Mr. Fairchild to Mr. Blaine.
San Ildefonso, July 22, 1881. (Received August 13.)
Sir: Referring to your instruction No. 148, I have the honor to report that in my interview of the 19th instant I asked the minister of state (unofficially) if His Majesty the King had been invited to act as arbiter on the question of the boundary-line between the Republic of Costa Rica and the State of Panama. His excellency replied that as yet the King had not been invited to act in such capacity, and further that the government had no information on the subject other than that obtained through the press.
I then said to him that in the event of an invitation being received I would be greatly obliged if he would kindly inform the legation, in order that it might be able to submit to him the views of the United States on the subject—being careful, at the same time, to assure him that the United States entertained no objection whatever to His Majesty acting as arbiter, but that as the United States had not been consulted in the matter of the negotiation of the convention between Colombia and Costa Rica providing for the proposed arbitration, as it had the right to be, under Article XXXV of the treaty with Colombia of December 12, 1846, it deemed it proper, in order to avoid any future misunderstanding which might arise between the two governments, that His Majesty [Page 1063] should be fully and frankly informed of its views upon the subject. His excellency replied that he did not see how he could very well inform the legation in the event of an invitation being received, suggesting that it would seem more proper to have the information proceed from Washington.

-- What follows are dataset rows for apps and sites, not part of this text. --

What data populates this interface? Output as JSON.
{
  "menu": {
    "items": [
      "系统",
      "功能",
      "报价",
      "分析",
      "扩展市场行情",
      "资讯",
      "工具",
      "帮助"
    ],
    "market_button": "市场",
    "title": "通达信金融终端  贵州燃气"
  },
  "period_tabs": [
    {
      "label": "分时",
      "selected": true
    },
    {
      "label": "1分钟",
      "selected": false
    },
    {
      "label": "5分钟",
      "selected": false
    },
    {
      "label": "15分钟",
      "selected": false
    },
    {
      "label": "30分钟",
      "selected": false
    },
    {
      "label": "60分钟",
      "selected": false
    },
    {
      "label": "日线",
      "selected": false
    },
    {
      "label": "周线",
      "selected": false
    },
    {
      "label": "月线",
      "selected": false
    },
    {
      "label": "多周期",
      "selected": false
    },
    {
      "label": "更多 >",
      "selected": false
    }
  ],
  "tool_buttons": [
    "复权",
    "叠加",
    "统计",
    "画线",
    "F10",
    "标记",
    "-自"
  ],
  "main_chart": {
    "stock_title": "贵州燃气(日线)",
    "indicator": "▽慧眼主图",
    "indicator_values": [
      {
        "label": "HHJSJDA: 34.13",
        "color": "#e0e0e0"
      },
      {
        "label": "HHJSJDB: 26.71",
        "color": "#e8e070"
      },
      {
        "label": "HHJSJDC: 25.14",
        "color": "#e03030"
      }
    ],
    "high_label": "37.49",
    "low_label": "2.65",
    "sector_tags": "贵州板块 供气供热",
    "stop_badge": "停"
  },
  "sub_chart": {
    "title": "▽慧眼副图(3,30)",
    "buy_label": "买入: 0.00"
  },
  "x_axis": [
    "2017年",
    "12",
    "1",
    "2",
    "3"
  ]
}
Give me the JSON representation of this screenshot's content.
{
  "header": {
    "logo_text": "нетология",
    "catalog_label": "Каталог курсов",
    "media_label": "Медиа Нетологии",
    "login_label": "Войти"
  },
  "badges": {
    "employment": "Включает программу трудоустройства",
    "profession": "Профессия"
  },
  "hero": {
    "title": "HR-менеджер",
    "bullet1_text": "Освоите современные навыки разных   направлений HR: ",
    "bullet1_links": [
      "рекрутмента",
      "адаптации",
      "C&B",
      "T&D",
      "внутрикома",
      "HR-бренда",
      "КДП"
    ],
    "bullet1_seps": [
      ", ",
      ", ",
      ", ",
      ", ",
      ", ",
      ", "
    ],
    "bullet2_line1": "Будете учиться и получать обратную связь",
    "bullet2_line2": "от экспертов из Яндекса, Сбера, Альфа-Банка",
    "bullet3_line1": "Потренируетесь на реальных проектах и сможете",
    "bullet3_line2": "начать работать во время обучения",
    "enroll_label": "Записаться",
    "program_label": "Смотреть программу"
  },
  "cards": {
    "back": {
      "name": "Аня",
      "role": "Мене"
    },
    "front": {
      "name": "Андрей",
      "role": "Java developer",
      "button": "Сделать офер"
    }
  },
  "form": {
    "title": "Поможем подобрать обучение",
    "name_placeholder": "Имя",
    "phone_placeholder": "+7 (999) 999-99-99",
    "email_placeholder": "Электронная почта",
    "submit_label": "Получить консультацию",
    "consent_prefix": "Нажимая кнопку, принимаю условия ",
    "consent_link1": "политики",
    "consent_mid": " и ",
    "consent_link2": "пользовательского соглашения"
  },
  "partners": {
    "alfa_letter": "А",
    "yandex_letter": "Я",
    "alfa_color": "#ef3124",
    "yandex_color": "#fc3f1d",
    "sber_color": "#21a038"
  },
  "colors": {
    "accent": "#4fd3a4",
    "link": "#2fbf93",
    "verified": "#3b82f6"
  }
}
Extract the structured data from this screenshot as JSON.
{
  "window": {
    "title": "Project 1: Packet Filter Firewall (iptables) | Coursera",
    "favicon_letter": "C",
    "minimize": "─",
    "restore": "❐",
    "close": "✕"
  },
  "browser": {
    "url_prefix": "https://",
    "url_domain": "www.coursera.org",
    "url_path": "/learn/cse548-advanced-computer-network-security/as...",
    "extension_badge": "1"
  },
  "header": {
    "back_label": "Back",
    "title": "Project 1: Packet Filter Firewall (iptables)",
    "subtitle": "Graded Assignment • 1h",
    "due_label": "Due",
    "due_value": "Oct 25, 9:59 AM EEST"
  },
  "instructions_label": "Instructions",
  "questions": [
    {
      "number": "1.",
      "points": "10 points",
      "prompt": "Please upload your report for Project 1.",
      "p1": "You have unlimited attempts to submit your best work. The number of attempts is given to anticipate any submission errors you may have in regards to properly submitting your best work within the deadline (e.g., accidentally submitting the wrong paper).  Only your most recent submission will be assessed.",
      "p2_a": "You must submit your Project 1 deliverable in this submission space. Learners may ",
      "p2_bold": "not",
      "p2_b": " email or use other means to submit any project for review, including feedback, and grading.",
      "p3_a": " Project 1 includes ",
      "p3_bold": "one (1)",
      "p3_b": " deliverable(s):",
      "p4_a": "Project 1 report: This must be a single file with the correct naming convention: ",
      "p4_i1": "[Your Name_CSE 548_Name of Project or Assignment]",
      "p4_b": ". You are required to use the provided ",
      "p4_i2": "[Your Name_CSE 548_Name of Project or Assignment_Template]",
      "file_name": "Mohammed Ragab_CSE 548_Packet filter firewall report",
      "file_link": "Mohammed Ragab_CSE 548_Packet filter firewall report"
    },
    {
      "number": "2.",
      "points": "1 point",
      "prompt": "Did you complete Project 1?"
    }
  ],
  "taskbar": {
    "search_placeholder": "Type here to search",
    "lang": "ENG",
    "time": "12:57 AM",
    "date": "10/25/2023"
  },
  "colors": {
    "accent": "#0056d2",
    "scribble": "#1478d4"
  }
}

The matter will be closely watched by the legation, and should it ascertain at any time, for a certainty, that such an invitation has been received, will at once communicate to the minister of state the substance of your instruction.
I have, &c.,